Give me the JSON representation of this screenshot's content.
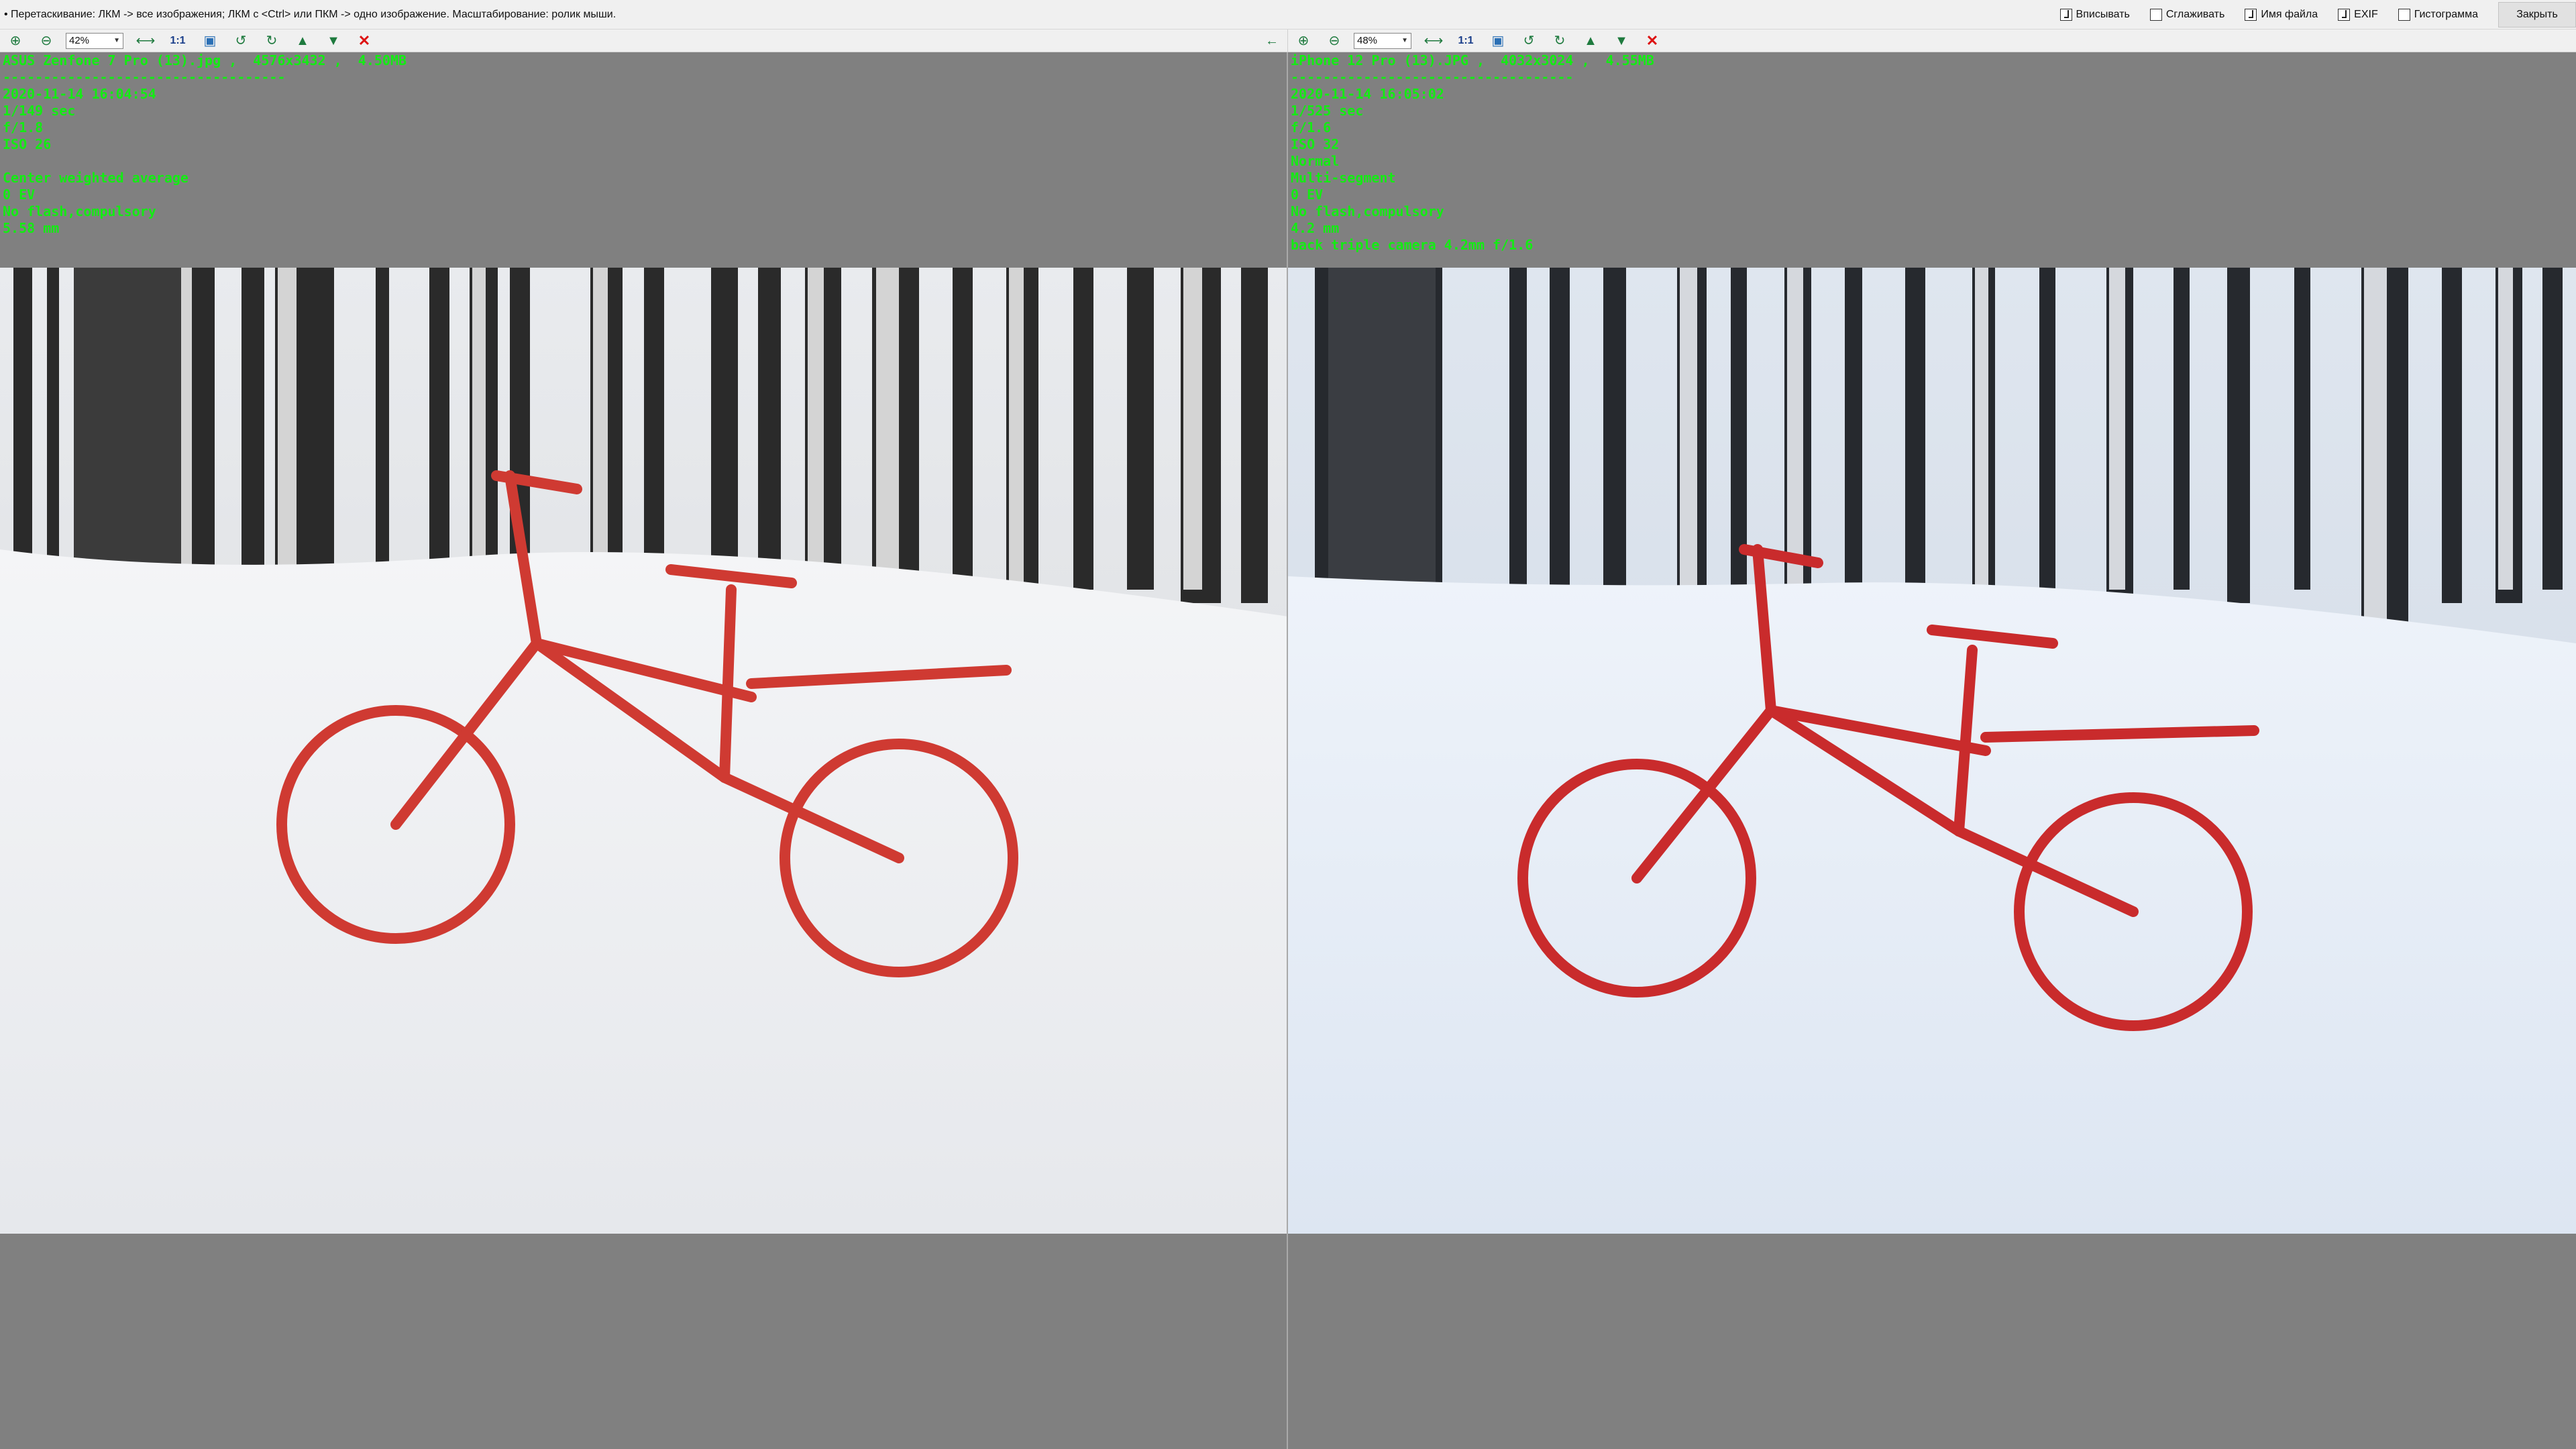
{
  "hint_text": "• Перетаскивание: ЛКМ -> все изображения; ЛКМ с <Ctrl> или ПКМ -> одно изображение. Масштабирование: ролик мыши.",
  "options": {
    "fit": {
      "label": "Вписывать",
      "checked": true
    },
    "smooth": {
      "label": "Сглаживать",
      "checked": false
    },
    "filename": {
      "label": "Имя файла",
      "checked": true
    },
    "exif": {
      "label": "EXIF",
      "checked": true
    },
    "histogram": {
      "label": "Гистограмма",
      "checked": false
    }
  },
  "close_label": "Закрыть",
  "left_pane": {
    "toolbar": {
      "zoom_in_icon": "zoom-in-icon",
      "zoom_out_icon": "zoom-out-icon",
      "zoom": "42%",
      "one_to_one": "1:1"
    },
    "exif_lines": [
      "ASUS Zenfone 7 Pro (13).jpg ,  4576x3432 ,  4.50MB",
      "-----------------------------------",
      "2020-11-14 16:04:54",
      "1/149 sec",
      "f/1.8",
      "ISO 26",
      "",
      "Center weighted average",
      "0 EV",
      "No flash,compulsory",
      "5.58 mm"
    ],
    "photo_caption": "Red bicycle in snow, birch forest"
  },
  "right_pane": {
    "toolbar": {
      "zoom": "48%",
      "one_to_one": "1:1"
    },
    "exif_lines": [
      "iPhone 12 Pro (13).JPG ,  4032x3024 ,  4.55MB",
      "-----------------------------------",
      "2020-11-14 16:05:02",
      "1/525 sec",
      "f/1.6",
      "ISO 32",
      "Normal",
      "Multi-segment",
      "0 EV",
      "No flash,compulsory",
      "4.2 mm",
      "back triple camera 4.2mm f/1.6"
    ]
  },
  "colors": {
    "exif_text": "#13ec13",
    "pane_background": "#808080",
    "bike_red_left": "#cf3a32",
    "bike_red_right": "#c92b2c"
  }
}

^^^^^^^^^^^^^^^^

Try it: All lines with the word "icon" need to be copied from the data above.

Result for this task:
      "zoom_in_icon": "zoom-in-icon",
      "zoom_out_icon": "zoom-out-icon",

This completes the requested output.